> _PROBLEM REQUIREMENTS_
Could you count the lines in the data that contain "screenshot"? Reply with the number only.

> _DATA FOR THE TASK_
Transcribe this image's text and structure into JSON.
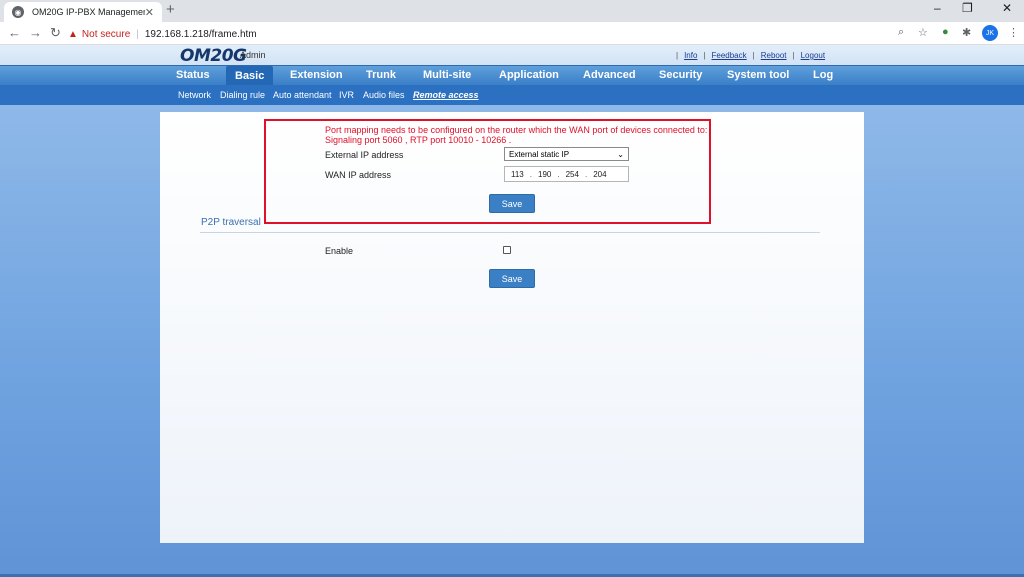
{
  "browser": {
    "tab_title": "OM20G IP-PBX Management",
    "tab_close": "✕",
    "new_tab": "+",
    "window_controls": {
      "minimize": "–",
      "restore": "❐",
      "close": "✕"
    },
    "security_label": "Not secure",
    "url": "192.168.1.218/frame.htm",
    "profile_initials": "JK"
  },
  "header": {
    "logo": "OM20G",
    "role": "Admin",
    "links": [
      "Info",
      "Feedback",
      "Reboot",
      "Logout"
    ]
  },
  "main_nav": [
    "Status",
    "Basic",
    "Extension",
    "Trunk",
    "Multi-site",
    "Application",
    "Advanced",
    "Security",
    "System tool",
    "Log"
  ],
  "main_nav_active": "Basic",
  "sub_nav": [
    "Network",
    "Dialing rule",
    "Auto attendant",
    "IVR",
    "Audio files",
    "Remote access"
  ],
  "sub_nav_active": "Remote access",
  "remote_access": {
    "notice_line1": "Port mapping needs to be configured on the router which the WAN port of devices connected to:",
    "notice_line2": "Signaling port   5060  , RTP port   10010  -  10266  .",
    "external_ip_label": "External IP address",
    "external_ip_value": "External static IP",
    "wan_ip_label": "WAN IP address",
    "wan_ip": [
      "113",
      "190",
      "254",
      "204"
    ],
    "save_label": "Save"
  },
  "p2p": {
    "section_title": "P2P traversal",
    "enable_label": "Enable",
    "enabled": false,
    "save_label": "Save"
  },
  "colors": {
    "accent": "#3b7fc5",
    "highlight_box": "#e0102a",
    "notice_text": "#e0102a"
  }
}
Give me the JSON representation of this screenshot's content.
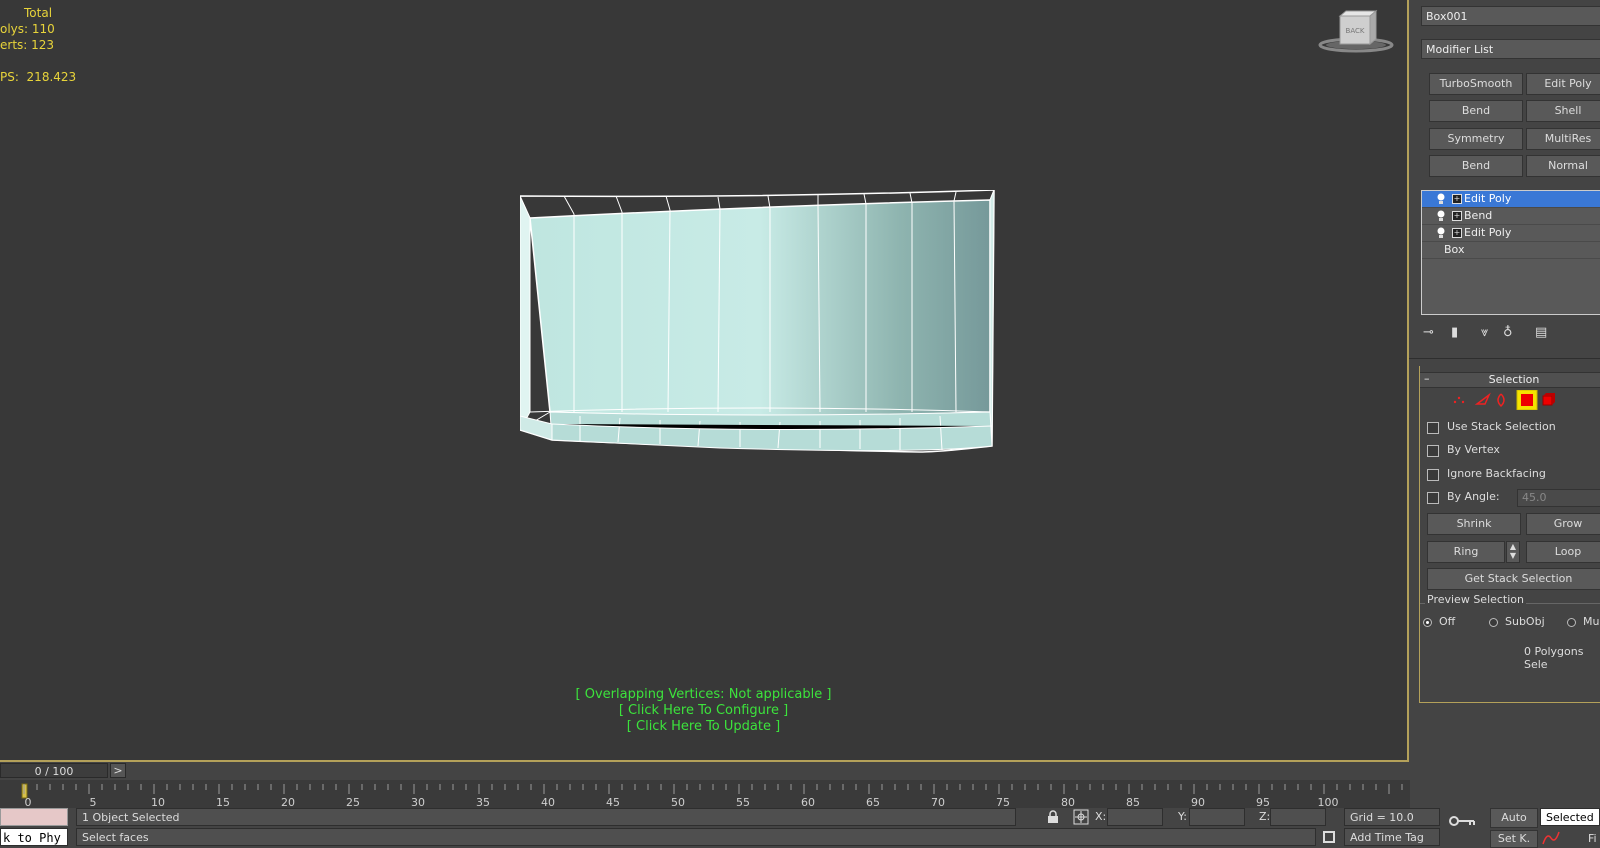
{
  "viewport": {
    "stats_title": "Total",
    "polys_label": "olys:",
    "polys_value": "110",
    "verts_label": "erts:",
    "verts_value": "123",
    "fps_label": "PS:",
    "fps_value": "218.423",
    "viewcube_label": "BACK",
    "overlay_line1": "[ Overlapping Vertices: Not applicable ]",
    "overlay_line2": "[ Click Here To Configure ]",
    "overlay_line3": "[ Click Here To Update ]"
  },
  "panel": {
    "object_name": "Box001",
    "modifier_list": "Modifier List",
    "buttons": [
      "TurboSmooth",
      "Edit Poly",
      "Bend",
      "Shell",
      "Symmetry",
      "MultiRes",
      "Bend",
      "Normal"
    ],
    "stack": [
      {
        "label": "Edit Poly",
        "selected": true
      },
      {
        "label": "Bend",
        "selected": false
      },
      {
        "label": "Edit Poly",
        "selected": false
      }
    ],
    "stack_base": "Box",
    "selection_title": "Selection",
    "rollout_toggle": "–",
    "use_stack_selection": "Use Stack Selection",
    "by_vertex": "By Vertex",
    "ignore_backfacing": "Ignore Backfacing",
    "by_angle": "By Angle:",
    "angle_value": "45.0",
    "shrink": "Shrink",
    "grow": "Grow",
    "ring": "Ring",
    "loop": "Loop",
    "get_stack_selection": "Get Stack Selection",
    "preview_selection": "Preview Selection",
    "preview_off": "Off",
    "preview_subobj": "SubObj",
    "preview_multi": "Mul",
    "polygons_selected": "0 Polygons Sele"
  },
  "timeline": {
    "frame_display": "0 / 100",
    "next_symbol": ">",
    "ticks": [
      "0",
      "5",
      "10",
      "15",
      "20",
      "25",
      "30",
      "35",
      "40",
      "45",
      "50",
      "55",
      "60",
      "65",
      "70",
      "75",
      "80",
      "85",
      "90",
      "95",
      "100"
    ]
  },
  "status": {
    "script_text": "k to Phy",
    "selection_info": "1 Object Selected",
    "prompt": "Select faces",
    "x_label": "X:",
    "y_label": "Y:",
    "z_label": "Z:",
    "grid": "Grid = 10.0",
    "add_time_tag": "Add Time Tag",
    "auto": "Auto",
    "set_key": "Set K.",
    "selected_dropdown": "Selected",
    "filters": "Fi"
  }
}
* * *
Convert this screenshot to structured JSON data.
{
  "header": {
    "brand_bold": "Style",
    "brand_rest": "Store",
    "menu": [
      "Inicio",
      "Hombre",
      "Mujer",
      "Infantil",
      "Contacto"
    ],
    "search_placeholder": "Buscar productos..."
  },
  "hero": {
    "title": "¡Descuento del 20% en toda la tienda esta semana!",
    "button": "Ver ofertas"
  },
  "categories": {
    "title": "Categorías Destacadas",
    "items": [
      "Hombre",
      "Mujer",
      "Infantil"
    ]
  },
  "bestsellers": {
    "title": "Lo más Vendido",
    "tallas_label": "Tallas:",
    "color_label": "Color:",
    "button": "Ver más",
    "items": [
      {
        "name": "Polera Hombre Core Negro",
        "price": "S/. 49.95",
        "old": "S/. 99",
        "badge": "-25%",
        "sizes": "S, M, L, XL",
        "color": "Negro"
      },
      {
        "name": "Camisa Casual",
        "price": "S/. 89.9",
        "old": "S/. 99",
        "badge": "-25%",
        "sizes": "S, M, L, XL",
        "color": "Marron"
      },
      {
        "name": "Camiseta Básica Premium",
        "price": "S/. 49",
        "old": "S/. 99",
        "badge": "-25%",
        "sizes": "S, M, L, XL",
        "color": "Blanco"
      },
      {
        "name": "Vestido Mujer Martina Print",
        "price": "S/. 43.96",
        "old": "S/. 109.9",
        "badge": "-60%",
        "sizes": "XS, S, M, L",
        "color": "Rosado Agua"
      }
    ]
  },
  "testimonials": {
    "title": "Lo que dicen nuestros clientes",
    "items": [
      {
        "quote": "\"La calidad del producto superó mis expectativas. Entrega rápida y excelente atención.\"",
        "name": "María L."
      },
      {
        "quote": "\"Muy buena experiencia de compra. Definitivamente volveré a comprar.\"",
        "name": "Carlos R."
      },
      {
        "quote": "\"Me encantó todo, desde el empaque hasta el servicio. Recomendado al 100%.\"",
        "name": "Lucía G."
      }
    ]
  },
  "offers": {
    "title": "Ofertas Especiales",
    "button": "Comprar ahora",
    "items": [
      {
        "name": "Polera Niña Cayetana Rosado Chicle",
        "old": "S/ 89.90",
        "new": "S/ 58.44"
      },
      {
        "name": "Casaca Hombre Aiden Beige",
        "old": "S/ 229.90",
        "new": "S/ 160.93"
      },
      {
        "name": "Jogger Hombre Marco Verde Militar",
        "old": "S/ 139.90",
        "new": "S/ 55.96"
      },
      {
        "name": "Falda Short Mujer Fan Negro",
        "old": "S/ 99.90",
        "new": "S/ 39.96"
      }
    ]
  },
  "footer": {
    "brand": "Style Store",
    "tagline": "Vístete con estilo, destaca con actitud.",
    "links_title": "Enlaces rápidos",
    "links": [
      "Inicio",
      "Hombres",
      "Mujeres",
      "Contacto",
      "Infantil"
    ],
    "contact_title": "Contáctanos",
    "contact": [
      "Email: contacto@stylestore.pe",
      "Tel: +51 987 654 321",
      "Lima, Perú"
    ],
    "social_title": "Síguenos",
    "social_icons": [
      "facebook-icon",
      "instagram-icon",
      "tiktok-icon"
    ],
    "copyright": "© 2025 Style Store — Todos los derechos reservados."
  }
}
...
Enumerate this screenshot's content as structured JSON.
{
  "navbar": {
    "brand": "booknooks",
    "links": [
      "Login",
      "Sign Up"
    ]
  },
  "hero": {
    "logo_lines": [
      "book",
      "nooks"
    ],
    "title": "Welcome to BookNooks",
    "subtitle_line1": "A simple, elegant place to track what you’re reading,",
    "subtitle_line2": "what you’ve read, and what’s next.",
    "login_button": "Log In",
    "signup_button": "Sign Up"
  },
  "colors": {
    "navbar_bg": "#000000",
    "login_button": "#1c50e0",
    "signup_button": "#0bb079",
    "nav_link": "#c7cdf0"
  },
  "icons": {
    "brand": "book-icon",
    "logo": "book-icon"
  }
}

> _YOUR SOLUTION_
3